(Items from an interface collection)
=== Section Start ===

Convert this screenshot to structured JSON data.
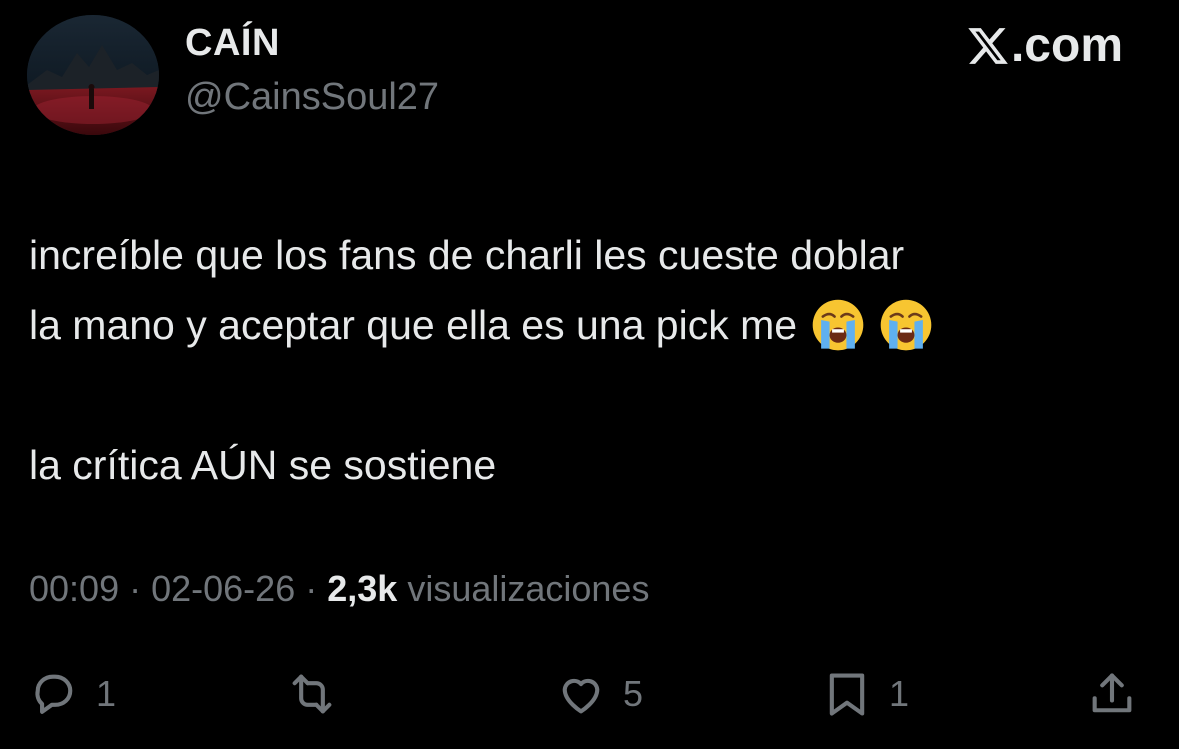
{
  "author": {
    "display_name": "CAÍN",
    "handle": "@CainsSoul27",
    "avatar_icon": "avatar-dark-landscape"
  },
  "brand": {
    "label": ".com",
    "icon": "x-logo-icon"
  },
  "tweet": {
    "lines": [
      "increíble que los fans de charli les cueste doblar",
      "la mano y aceptar que ella es una pick me",
      "la crítica AÚN se sostiene"
    ],
    "emojis": [
      "loudly-crying-face",
      "loudly-crying-face"
    ]
  },
  "meta": {
    "time": "00:09",
    "date": "02-06-26",
    "separator": "·",
    "views_count": "2,3k",
    "views_label": "visualizaciones"
  },
  "actions": {
    "reply_count": "1",
    "repost_count": "",
    "like_count": "5",
    "bookmark_count": "1"
  },
  "colors": {
    "background": "#000000",
    "primary_text": "#e7e9ea",
    "secondary_text": "#71767b"
  }
}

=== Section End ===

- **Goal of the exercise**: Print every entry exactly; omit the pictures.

- **Answer section**:
Convert this screenshot to structured JSON data.
{
  "author": {
    "display_name": "CAÍN",
    "handle": "@CainsSoul27",
    "avatar_icon": "avatar-dark-landscape"
  },
  "brand": {
    "label": ".com",
    "icon": "x-logo-icon"
  },
  "tweet": {
    "lines": [
      "increíble que los fans de charli les cueste doblar",
      "la mano y aceptar que ella es una pick me",
      "la crítica AÚN se sostiene"
    ],
    "emojis": [
      "loudly-crying-face",
      "loudly-crying-face"
    ]
  },
  "meta": {
    "time": "00:09",
    "date": "02-06-26",
    "separator": "·",
    "views_count": "2,3k",
    "views_label": "visualizaciones"
  },
  "actions": {
    "reply_count": "1",
    "repost_count": "",
    "like_count": "5",
    "bookmark_count": "1"
  },
  "colors": {
    "background": "#000000",
    "primary_text": "#e7e9ea",
    "secondary_text": "#71767b"
  }
}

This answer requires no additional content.